Right steps

Right steps

The guidelines on medical examination and treatment of rape victims, issued by the union health ministry,  will help to take the trauma out of such tests and make the handling of such cases more humane and efficient.

The guidelines were prepared in consultation with the Indian Council of Medical Research (ICMR) and many experts. An eminent forensic expert, Dr Indrajit Wadhwa of Nagpur, had relentlessly pursued the poor quality and objectionable methods of medical examination of victims of sexual assault through reports and petitions in courts and had persuaded the Maharashtra government to adopt new rules to handle such cases with sensitivity. He has helped in the drafting of the guidelines at the national level also. A new manual has also been framed to address the psycho-social impact of sexual violence through provisions for counselling. needs.

An important highlight of the guidelines is the banning of the primitive and horrendous ‘two-finger test’ which is even considered a second sexual assault on the victim and cause physical and psychological pain and humiliation.
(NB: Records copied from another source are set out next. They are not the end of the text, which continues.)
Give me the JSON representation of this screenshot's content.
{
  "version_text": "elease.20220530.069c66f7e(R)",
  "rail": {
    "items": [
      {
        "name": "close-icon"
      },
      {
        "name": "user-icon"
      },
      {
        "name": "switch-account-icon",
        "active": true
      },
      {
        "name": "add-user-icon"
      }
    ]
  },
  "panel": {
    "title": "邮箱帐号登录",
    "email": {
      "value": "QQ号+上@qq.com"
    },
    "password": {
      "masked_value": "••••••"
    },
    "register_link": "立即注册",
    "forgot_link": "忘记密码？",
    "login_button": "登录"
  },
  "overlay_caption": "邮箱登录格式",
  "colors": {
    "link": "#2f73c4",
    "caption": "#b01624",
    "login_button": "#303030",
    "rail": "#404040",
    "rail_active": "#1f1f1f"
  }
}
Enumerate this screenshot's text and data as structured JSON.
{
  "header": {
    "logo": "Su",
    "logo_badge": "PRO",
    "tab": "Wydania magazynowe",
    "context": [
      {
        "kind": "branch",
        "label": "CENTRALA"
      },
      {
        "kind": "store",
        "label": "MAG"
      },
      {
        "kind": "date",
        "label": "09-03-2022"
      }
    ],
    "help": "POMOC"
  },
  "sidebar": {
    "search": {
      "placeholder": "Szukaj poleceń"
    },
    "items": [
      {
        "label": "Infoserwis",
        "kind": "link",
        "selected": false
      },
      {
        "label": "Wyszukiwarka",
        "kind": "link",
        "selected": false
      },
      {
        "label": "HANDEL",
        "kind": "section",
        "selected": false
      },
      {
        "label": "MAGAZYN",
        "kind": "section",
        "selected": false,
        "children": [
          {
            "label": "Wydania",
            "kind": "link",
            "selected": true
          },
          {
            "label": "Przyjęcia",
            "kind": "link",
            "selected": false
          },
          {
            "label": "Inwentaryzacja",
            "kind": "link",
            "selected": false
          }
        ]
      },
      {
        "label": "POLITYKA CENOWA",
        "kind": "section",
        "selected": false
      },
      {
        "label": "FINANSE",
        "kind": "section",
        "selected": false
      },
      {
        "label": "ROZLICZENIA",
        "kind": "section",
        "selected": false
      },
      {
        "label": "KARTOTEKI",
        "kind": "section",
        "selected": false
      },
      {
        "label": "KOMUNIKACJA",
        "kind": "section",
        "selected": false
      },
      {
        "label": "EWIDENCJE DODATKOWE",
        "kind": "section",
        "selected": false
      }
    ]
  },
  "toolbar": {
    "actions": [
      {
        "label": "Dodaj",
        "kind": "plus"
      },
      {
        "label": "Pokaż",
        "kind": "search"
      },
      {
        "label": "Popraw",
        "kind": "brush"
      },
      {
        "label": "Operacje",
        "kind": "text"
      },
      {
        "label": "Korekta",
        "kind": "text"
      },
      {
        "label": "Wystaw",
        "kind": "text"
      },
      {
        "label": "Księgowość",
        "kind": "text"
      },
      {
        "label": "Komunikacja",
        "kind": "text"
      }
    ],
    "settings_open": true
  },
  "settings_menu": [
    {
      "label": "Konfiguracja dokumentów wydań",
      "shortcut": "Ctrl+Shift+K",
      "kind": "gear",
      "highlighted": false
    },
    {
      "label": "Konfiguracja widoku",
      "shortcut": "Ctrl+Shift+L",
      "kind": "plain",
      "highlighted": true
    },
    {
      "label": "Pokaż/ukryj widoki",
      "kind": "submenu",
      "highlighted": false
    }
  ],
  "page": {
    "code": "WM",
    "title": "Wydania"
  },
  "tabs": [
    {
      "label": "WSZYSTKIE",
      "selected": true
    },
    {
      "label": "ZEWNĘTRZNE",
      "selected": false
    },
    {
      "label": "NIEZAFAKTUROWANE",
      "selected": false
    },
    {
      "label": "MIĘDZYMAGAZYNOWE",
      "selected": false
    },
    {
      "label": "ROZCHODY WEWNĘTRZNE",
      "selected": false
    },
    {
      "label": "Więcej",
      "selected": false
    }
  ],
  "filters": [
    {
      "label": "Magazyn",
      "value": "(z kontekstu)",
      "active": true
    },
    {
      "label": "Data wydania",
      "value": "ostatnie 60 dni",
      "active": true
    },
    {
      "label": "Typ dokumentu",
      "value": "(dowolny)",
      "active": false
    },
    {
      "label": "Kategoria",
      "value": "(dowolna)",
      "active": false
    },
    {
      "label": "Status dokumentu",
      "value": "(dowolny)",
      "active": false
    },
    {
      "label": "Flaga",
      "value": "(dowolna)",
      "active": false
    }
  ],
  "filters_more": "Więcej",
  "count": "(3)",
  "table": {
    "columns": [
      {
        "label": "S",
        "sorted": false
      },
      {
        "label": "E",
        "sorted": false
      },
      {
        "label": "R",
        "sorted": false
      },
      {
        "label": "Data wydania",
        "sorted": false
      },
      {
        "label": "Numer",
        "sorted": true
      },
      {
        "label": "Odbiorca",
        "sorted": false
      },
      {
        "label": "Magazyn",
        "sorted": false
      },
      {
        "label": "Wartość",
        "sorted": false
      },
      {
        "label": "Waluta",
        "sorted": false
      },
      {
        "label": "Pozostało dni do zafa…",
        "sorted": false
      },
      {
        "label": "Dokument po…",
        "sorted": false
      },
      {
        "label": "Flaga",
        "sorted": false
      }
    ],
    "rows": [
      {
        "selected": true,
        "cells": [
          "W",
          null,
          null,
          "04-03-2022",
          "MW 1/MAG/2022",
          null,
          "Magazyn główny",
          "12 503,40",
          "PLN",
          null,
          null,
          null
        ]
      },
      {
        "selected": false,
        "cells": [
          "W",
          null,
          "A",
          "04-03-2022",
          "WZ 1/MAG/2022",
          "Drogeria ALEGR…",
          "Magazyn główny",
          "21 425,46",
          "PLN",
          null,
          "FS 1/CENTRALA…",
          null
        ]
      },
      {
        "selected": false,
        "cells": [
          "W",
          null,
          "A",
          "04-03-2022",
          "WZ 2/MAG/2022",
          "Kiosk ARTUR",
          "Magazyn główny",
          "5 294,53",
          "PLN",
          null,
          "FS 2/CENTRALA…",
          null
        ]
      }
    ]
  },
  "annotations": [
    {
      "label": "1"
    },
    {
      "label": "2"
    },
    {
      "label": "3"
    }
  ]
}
It is also unscientific and has been used often wrongly to determine the past sexual history of the victim, which is irrelevant. The new rules also lay down that hospitals should have designated  rooms for tests in medico-legal cases of sexual assault and forensic examinations should be held in privacy and with the informed consent of the victim. The examination should be conducted even without an FIR if the victim goes to hospital before reporting to the police. Follow-up medical and psychological care has also been prescribed.

There are a number of other provisions which make the tests effective and ensure the dignity of the victim.  They are important because a large number of sexual assault cases have failed in courts because of bad and inadequate forensic procedures and wrong conclusions based on them.

The guidelines and the protocols are in line with the amended law relating to sexual crimes against  women which was adopted after the 2012 case of rape and murder of a woman in Delhi. The rules on forensic and medical procedures had to be updated to make the law more effective in dealing with sexual assault cases.  Adequate infrastructure and facilities have to be created in hospitals and  health centres to implement the guidelines. The new rules should become accepted practices and change the habits and attitudes of those who deal with the victims and handle the cases at the crucial initial stage.